A benign long-term consequence of the COVID-19 outbreak is the introduction of an entirely new slew of words into the American vocabulary. For example, most people were unfamiliar with the expression, “flattening the curve,” only a couple of months ago. But the new language of coronavirus has also created areas of confusion that can lead to negative outcomes. One of these is assuming “social distancing” is synonymous to “social isolating.”
It’s true that medical experts recommend forms of physical isolation for seniors and other groups at high-risk for COVID-19 contraction and complications. However, they are not advocating for social isolation. The latter practice is unhealthy for all people and can present a host of risks all its own!
Here are ways people can help seniors social distance without social isolating.
Schedule Regular Video-Call Visits
Video communication isn’t the same as in-person meetings, but it’s still more personal than standard phone calls. People are visual creatures, and we connect with loved ones and friends partially by seeing their familiar faces, expressions and body language. Also, tone can sometimes be hard to gauge during an audio-only call. People are more likely to misinterpret communications, which can create unnecessary conflict and strain relationships. Managing the COVID-19 is difficult enough, so anything that can be done to mitigate the stress should be embraced!
Fortunately the vast majority of Americans now have access to video call technology free of charge.

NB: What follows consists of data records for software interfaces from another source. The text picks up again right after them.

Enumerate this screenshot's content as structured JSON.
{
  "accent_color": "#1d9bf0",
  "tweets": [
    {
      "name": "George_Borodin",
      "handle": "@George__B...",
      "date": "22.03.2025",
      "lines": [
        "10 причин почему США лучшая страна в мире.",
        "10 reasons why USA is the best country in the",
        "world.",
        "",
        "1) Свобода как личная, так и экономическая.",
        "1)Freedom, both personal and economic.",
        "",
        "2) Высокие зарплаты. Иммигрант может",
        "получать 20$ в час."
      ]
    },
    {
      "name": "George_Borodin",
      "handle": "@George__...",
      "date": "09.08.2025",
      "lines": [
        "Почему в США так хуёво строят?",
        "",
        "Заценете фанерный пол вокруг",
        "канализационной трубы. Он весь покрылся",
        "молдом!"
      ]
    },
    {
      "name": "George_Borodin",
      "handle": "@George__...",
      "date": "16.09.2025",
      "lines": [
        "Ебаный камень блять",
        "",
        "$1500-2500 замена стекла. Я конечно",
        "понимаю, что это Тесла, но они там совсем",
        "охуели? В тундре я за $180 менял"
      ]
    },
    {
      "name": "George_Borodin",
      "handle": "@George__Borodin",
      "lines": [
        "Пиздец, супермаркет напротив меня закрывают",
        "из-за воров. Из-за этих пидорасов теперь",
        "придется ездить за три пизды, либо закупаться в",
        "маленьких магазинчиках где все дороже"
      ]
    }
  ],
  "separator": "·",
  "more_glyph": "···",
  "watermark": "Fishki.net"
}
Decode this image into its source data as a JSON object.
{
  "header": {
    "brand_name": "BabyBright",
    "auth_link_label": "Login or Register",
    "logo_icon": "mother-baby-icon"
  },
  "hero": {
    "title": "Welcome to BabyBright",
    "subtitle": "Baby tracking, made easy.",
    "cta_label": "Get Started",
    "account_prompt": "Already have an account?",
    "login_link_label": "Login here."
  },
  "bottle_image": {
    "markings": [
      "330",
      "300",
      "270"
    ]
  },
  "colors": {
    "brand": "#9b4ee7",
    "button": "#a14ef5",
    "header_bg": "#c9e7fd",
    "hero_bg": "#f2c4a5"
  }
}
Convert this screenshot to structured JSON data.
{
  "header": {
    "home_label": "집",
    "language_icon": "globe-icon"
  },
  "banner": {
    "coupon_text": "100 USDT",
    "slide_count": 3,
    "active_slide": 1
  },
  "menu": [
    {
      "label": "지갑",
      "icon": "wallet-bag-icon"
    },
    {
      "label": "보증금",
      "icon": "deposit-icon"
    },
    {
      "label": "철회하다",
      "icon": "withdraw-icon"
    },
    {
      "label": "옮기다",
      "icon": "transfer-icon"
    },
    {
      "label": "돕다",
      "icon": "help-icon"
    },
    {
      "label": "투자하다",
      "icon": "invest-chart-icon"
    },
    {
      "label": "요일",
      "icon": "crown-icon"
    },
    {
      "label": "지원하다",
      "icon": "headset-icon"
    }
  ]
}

Most mobile phone plans include unlimited data, and popular communication smartphone apps can be downloaded at no-cost via Google Play and the App Store!
Have “Virtual Dinners” Together
Many traditional activities are being conducted virtually these days. Large groups of people are even celebrating birthdays and weddings through Zoom and similar video communication platforms. So, why should a family dinner be any different?
Younger family members and friends can schedule food delivery for their older loved ones and then join them in “virtual dinner.” Even though each party is living in a separate residence, they can coordinate their menu to ensure everyone is eating the same dishes. Then, everyone can connect through video for real-time discussion and interaction. Some seniors will find the activity really creates a genuine connection that helps to combat feelings of isolation and loneliness.
Start a New “Movie Night” Tradition
Many seniors enjoy a variety of activities, but some lack the energy to initiate them on their own. Younger friends and relatives might therefore take the initiative to schedule group “movie nights.” As with dinner, everything can be coordinated remotely with widely-available tools. And the events will likely prove both entertaining and socially engaging for otherwise lonely folks.
A movie on television can be watched by all parties simultaneously. Or, younger participants can provide a no-contact DVD drop to the quarantined senior. More ambitious and tech-savvy folks may even find a way to bring streaming services into the home of an older person who is unfamiliar with the technology.
Whatever the entertainment medium, the parties can coordinate a video call to communicate throughout the movie. The intended effect is to create the perception that everyone is watching it together in the same room.
Share Positive News Updates
Unfortunately, much of today’s news is very negative. COVID-19 is understandably dominating the headlines, but all people need an occasional break form the “doom and gloom.” Younger family members can help bring some cheer to isolated seniors by sharing positive online stories. While network television typically focuses on the “big” stories, internet searches can produce a broader spectrum of more obscure news.
Younger people appreciate funny memes and cat video shares. So why can’t older relatives have a laugh too? They may not be active on social media, but there’s no reason they can’t view videos and news links via text and email. And even if “Grandma” isn’t a fan of goofy viral videos, she may appreciate a travel, food or other special-interest web link.
Purchase Books or E-Books and Coordinate Delivery
As previously mentioned, older folks sometimes don’t utilize resources younger people take for granted. Aging relatives may not be familiar with Kindles and e-readers. And the idea of ordering books on Amazon may be as foreign to them as landing a spaceship on the surface of Mars! Younger family members can really make a difference in the lives of isolated seniors simply by securing these resources on their behalf.
Even if an older relative isn’t comfortable operating a tablet or e-reader device, she’s certainly familiar with traditional books. Therefore, family can also order physical books and schedule Amazon delivery to her doorstep. Podcast subscriptions may also prove great gifts for seniors with specific interests such as politics, history and travel.
At the end of the day, most Americans have faced challenges in light of COVID-19. And while all people have had to adjust their daily lives, older folks have suffered a disproportionate impact. Not only are they at greater risk for infection and resulting medical complications, but they’re also being advised to self-quarantine. Younger family members must work hard to ensure their aging loved ones social distance without social isolating!
As a fully licensed and insured home care agency, our highly trained, compassionate caregivers are ready to step in when you need us. We’re happy to serve as an extended family in your senior’s home so they can safely continue receiving the care they need and avoid social isolation.
Our in-home services include companionship care, personal care, live-in care and 24-hour care to name a few. To learn more now about Adultcare Assistance Homecare, or to schedule a FREE in-home consultation with a case manager today for a senior in Sun City, Tucson & Phoenix, Arizona, please visit: www.adultcareassistance.com!